The Cobb Community Alliance to Prevent Substance Abuse (CCAPSA), a 501c3 organization, was established to address alcohol, tobacco and other substance use in Cobb County. Through the collaborative efforts of our partners and friends, we provide a comprehensive approach to combat and prevent the onset of abusive substance usage.
We began our prevention work in 1999 as the Cobb Underage Drinking Taskforce. The Taskforce utilized the Strategic Prevention Framework to better understand the prevalence and impacts of youth alcohol use in our community and to identify the factors and norms supporting use. Community partnerships were formed and a number of evidence based strategies were implemented to reduce underage drinking by addressing three areas of concern: 1) reducing the unacceptably high level of illegal commercial sales of alcohol to minors, 2) increasing government and education organizations’ use of best practices to deter youth from using alcohol and 3) changing the social norms that support underage drinking. Our coalition has been able to achieve measurable success and accomplish change related to youth access to alcohol by identifying and influencing community risk and protective factors.
In 2014, the Board of Directors voted to broaden the scope of our work to include other substances and change our name to the Cobb Community Alliance to Prevent Substance Abuse, Inc. A variety of factors led to this decision. Our ongoing community assessments identified a number of concerning trends including:

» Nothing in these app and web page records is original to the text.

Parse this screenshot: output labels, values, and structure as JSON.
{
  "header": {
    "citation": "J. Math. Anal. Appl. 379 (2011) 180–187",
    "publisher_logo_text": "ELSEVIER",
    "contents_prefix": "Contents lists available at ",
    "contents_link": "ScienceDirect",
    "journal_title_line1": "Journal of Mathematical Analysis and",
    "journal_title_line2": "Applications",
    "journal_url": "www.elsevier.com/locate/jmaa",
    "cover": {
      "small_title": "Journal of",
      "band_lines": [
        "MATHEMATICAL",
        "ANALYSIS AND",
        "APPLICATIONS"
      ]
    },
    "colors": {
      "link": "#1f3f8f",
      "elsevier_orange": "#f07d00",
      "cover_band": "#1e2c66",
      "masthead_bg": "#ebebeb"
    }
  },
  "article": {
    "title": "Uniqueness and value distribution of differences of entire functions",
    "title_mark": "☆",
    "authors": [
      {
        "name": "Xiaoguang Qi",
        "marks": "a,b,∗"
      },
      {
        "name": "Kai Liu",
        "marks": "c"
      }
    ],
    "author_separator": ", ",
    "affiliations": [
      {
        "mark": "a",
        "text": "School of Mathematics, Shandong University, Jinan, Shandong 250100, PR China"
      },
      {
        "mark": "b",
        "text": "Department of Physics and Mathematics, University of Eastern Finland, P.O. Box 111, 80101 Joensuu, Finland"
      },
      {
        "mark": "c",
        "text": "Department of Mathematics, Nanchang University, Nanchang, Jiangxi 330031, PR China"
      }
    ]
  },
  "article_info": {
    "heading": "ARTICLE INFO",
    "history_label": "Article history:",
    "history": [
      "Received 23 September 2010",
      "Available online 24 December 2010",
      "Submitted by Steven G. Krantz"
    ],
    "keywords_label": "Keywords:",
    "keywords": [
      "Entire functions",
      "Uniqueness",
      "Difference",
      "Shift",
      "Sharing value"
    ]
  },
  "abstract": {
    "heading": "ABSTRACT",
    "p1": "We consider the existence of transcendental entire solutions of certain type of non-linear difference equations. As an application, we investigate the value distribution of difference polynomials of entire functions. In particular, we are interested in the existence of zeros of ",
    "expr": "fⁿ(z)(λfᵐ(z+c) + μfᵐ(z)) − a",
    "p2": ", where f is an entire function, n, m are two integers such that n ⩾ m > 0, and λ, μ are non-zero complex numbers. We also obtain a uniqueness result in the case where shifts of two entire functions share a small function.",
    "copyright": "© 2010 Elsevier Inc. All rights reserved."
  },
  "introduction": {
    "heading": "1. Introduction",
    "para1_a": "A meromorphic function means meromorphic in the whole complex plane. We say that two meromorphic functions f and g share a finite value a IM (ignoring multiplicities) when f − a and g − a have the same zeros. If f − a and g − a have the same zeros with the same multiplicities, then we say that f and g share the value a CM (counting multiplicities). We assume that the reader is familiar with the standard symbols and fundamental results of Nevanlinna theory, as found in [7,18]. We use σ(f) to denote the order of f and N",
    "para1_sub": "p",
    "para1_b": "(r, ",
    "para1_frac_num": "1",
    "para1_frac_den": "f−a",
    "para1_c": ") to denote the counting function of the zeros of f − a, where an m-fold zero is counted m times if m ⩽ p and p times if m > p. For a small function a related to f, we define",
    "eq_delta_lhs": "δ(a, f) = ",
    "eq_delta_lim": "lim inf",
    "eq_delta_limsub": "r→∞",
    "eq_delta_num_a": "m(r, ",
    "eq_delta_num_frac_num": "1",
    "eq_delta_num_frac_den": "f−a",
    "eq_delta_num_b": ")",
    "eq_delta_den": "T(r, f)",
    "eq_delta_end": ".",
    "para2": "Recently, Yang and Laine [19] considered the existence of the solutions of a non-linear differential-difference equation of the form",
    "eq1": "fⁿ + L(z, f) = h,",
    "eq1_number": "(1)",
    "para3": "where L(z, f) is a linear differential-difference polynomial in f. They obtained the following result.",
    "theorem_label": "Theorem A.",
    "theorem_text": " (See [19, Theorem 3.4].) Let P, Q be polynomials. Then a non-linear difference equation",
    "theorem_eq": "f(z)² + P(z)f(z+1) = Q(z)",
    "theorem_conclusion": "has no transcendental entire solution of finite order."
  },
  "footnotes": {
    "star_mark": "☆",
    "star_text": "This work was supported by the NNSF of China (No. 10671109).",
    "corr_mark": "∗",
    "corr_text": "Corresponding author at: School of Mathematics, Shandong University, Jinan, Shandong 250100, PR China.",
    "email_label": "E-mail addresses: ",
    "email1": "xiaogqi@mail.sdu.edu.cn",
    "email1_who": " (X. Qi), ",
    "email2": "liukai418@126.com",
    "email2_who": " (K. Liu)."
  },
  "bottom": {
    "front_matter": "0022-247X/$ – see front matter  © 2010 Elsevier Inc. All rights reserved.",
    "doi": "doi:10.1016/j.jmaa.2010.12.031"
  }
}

- marked increases in reported incidences of prescription drug abuse, heroin use and overdose fatalities;
- declining perception of harm of marijuana use among middle and high school students and parents;

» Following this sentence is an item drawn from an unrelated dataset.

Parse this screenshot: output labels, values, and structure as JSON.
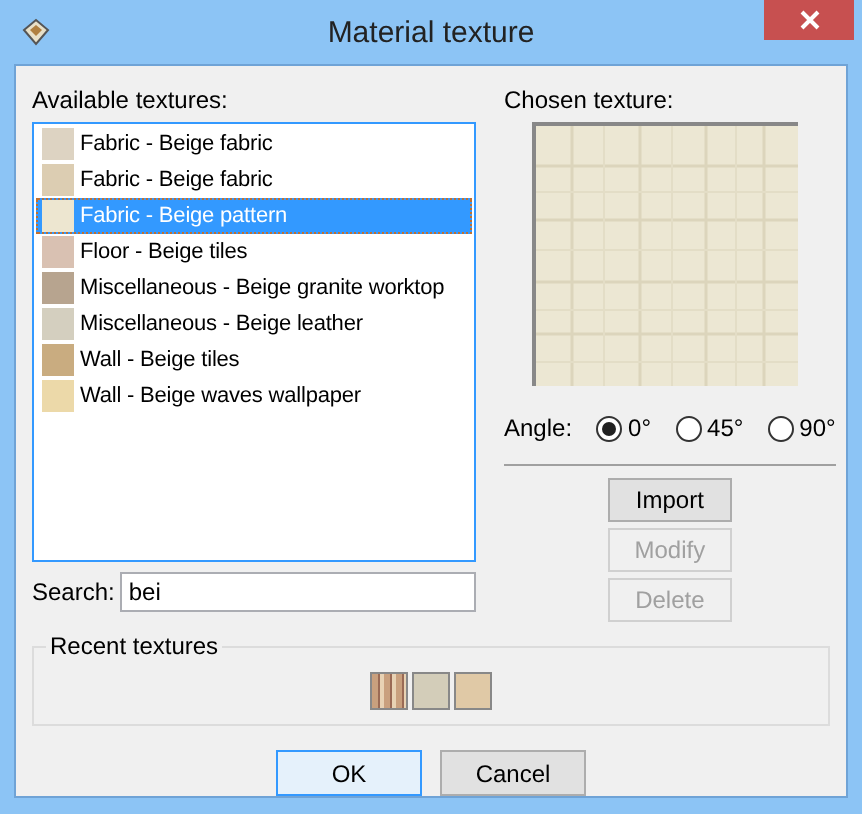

- increased accessibility & attractiveness of nicotine products along with a low perception of harm by teens and their families.
Emerging research and a greater understanding of the disease model of addiction about the disruption of growth and development of the youth brain in response to any substance use was making clear that our single focus on alcohol was valuable, but insufficient to address the broader needs of the community with respect to preventing the onset of youth substance use and abuse. With a 41% increase in overdose deaths in Cobb County from 2010-2015, our decision to address other substances was timely and critical.